Dataset excerpts
---------------
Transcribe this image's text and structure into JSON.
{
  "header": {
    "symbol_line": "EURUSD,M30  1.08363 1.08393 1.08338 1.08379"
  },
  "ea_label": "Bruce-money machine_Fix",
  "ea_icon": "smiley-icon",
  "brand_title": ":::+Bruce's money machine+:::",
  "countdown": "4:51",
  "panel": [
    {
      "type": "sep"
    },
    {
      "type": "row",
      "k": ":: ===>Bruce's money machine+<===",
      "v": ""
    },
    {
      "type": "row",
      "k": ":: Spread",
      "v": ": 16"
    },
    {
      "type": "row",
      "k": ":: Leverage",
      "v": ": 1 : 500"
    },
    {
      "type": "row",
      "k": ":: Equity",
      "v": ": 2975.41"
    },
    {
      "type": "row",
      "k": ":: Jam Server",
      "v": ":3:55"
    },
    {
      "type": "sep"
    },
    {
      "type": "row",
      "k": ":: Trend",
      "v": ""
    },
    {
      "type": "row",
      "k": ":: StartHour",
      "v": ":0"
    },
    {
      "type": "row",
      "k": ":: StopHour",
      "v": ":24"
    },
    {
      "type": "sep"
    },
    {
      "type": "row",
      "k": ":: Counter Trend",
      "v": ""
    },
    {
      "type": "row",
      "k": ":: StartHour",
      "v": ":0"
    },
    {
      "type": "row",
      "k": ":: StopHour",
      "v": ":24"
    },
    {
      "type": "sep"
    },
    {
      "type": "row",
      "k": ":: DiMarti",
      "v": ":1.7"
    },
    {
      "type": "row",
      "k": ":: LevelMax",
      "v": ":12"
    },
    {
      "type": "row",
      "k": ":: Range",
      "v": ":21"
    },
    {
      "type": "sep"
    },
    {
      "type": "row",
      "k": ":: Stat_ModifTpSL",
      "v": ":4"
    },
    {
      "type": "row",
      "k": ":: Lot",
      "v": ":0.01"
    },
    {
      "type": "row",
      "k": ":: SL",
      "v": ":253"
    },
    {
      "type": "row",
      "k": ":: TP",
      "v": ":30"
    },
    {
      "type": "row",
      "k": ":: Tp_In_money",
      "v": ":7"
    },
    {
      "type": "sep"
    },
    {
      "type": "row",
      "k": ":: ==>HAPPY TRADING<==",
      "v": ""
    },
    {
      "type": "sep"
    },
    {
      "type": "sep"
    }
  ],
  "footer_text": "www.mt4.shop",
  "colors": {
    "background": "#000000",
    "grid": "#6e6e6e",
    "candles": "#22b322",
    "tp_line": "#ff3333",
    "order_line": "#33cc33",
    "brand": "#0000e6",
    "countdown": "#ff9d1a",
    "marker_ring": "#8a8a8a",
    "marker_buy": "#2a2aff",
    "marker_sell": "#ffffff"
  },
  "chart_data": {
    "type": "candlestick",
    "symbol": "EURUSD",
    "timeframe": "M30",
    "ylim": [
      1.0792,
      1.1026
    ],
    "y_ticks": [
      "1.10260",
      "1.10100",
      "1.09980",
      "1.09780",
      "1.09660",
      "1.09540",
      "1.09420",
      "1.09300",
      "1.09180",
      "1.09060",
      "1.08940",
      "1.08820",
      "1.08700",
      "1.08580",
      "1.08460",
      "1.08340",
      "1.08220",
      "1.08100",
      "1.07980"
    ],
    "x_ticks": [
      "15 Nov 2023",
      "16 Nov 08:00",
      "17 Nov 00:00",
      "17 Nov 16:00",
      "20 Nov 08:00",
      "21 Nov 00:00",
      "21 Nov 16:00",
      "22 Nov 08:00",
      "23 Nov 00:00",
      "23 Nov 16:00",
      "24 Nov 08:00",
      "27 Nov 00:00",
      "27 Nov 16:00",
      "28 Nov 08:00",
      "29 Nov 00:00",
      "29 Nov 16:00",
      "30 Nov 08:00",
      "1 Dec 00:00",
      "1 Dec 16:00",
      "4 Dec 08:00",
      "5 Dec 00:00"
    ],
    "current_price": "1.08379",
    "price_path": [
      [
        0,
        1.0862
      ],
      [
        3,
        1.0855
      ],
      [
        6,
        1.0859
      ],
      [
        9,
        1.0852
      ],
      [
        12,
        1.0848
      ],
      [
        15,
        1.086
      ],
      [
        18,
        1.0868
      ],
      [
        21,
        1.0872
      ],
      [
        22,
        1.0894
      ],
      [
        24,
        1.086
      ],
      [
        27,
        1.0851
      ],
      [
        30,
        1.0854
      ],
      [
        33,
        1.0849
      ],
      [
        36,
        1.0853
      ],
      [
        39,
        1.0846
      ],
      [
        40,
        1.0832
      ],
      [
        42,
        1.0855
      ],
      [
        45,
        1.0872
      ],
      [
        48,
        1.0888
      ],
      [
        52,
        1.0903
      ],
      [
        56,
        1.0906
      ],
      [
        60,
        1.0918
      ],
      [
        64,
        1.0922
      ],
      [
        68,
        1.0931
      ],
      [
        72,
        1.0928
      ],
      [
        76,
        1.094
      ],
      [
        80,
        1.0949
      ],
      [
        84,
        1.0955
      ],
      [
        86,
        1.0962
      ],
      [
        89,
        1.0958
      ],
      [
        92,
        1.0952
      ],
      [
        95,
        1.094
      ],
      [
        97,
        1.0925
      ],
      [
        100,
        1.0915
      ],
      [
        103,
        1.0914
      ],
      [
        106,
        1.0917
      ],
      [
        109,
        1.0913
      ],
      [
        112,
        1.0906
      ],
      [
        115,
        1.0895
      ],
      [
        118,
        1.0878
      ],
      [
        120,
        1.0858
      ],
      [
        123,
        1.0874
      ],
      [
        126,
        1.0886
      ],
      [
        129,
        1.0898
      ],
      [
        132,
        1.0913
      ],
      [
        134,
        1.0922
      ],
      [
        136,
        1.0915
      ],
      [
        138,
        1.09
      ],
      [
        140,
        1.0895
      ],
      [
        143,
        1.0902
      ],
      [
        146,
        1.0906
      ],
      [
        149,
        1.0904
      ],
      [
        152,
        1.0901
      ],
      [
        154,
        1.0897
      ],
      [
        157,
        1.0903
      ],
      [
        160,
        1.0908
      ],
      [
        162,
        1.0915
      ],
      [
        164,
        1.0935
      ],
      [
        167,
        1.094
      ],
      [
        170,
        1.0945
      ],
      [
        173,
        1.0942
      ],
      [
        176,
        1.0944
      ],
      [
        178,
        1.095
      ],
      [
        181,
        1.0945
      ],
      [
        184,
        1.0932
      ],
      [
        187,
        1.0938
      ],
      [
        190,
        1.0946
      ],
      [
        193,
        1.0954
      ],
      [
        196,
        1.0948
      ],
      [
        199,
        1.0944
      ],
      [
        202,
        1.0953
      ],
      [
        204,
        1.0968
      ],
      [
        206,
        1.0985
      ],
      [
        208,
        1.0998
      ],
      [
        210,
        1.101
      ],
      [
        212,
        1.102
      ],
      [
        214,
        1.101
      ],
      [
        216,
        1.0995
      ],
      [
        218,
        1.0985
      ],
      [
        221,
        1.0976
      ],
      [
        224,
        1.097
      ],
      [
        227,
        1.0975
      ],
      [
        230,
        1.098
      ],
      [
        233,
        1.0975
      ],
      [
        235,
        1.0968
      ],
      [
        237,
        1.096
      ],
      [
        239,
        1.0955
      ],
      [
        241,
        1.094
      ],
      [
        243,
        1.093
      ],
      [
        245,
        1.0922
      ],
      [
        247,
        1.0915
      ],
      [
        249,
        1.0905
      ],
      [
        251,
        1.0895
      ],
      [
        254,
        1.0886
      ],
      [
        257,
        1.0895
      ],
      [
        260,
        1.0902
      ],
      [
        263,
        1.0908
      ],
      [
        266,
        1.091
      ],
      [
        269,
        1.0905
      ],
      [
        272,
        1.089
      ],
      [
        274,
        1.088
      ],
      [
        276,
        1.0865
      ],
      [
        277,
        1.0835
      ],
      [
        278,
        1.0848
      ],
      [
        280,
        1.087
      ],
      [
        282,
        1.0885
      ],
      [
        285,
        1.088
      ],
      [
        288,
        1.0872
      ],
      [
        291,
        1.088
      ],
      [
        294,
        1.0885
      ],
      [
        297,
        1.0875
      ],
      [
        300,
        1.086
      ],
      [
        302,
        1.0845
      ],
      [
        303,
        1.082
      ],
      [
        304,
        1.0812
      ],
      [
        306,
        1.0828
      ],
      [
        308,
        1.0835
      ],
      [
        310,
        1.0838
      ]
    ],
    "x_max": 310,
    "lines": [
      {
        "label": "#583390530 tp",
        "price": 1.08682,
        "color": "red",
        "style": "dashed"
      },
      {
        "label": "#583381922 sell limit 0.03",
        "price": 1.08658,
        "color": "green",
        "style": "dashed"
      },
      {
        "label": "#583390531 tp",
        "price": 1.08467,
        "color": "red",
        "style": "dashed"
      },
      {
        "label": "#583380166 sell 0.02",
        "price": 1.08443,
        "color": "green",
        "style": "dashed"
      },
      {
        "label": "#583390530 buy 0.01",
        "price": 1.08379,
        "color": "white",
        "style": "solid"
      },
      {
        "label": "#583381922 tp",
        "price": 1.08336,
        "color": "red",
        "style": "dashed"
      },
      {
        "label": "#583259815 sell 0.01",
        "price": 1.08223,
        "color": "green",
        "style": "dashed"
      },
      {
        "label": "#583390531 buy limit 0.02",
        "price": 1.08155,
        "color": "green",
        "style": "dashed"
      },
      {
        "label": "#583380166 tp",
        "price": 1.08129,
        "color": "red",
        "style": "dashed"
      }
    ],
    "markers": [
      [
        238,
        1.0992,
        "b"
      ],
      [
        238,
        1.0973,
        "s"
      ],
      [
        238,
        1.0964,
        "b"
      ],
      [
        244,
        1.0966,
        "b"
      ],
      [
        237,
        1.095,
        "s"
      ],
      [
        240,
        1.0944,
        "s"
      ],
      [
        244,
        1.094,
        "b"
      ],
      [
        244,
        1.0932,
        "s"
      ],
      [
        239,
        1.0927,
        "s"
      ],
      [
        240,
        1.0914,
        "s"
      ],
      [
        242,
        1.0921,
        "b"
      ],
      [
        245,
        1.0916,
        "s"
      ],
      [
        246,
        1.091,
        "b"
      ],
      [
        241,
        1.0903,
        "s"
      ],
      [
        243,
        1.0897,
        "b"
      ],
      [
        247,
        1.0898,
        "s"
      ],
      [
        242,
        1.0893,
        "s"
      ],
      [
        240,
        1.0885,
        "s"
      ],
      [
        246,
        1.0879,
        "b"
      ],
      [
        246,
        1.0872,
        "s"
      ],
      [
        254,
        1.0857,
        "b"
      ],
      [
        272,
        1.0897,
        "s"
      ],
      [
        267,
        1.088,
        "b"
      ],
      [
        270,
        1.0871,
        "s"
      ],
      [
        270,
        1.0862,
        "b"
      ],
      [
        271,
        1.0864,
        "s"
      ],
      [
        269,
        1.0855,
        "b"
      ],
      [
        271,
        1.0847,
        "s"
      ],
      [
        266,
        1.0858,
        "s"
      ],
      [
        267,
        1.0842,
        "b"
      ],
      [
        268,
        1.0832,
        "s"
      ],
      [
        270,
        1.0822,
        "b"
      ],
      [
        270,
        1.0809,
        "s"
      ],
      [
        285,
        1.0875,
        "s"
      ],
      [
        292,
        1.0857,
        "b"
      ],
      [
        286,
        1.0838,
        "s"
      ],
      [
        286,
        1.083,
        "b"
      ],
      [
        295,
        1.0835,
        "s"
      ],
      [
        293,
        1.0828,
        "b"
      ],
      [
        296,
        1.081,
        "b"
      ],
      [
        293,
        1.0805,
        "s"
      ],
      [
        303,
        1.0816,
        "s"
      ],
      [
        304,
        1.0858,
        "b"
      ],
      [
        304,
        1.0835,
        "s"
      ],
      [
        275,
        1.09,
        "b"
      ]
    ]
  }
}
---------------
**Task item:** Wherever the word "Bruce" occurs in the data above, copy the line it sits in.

**Answer section:**
  "ea_label": "Bruce-money machine_Fix",
  "brand_title": ":::+Bruce's money machine+:::",
      "k": ":: ===>Bruce's money machine+<===",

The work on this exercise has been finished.